One thing fans will notice as conference season gets under way is the litany of bigs the NEC has, and one of them is the Seahawks’ AJ Sumbry. While he’s never been efficiency offensively (he’s shooting 45% from the field and 54% from the charity stripe), he’s averaged 1.8 blocks per game last season (1.2 this year), and is one of the league’s best rebounders (maybe the best).
As we mentioned earlier, Wagner’s defense is elite. However, they’ve struggled offensively, specifically in shooting the basketball. While they take a ton of 3’s (46% of their field goal attempts are three-pointers, which is 26th highest in D1), they don’t make many; just 30.3% on the season. Inside the arc, they aren’t much better; 44.7%. In fact, their 45.1% eFG% is 317th out of 353 teams.
Things to Watch:
CCSU’s shooters- Once upon a time…say, around Thanksgiving…CCSU was one of the hottest shooting teams in America. Heading into their 11/29 game at North Carolina A&T, their eFG% was 59% (14th nationally), while they were shooting 45.6% from three (7th in the country). Since then, they’ve failed to reach either mark in a single game, and now have an eFG% of 50.2% (200th) and a 3P% of 36.8% (72nd). Sure, there are a lot of reasons for the December struggles; P6 opponents (Providence, Virginia Tech, Oregon St.) and a team ravaged by the stomach bug at North Carolina A&T. But at some point, the shooters need to start making down shots like they did in November.
Defense vs. Offense- CCSU’s strength is in its ability to score (2nd best adjusted offensive efficiency in the NEC), while Wagner has one of the stingiest defenses in the league. Intrigue! It’s truly a battle of philosophy, as Donyell Marshall wants to get the ball up and down and put up points, while Mason wants to grind this thing to a halt. As is often the case, whichever team wins the tempo battle will have the upper hand.
Rebounding- Wagner has made up for its difficulty to make shots by pounding the offensive glass, and have had quite a bit of success in doing it. The Seahawks’ are corralling 33.6% of their misses (46th nationally), with AJ Sumbry, Elijah Davis, and Romone Saunders doing the majority of the damage. Meanwhile, we all know the Blue Devils’ issues with boxing out, as CCSU has the 13th lowest defensive rebounding rate in the entire country. Marshall will have to figure out a way to keep the Seahawks off the boards.
Foul Line- One of the staples of Bashir Mason’s teams is the pressure, “in your face” defense. However, one of the drawbacks of said defense can be a propensity to foul. In fact, Wagner is allowing teams to get to the line with regularity this season, with the 13th highest opponent free throw rate. To do that against a team like CCSU, which is shooting 77% from the free throw line, could be a major issue for Wagner. CCSU fans better hope the referees call a tight game on Thursday night.
What a doozy to get conference play started, huh?
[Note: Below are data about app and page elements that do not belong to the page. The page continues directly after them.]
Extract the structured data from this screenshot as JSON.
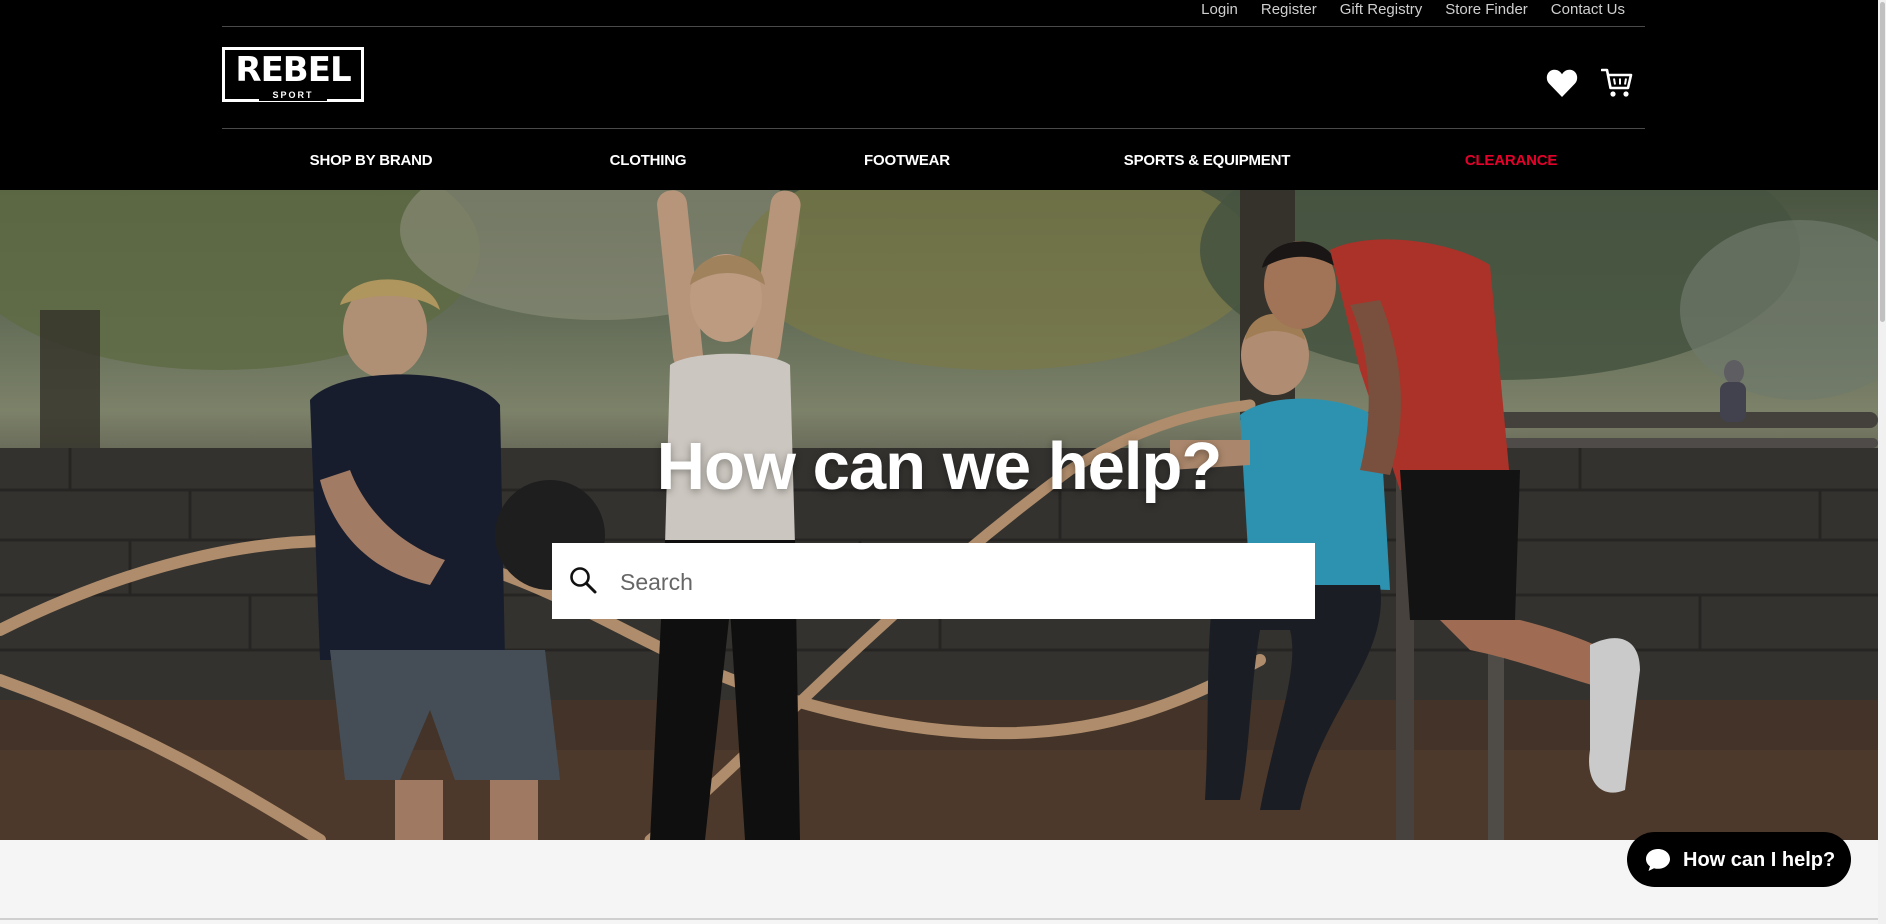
{
  "utility_nav": [
    "Login",
    "Register",
    "Gift Registry",
    "Store Finder",
    "Contact Us"
  ],
  "logo": {
    "main": "REBEL",
    "sub": "SPORT"
  },
  "header_icons": {
    "wishlist": "heart-icon",
    "cart": "cart-icon"
  },
  "main_nav": {
    "shop_by_brand": "SHOP BY BRAND",
    "clothing": "CLOTHING",
    "footwear": "FOOTWEAR",
    "sports_equipment": "SPORTS & EQUIPMENT",
    "clearance": "CLEARANCE"
  },
  "hero": {
    "title": "How can we help?"
  },
  "search": {
    "placeholder": "Search",
    "value": ""
  },
  "chat": {
    "label": "How can I help?"
  },
  "colors": {
    "header_bg": "#000000",
    "clearance": "#e4002b",
    "text_light": "#ffffff",
    "page_bg": "#f5f5f5"
  }
}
I was down on the Seahawks coming into the season, and through the first month they did little to change my opinion. However, they’ve been really good in December. In fact, according to Bart Torvik’s “Game Score”, Wagner’s 77-68 win over Hartford was the most impressive 40-minute performance by an NEC team this season. And the “algorithm” love doesn’t end there, as Kenpom currently has Wagner as the highest rated team in the Northeast Conference.
Thursday’s game at Detrick is an interesting contrast. Wagner is a defensive-minded team that the computers love, while CCSU is a team that will look to outscore its opponents, and have really passed the “eye test”.
It’s much too early to put a ton of importance on one game. However after this one, the Blue Devils head out on the road for three straight and will be underdogs in each of the next two (at SHU and at FDU). Meanwhile, Wagner has a 4-game home-stand and will be favored in all of them. If CCSU wants to compete for an NEC title, this one is big.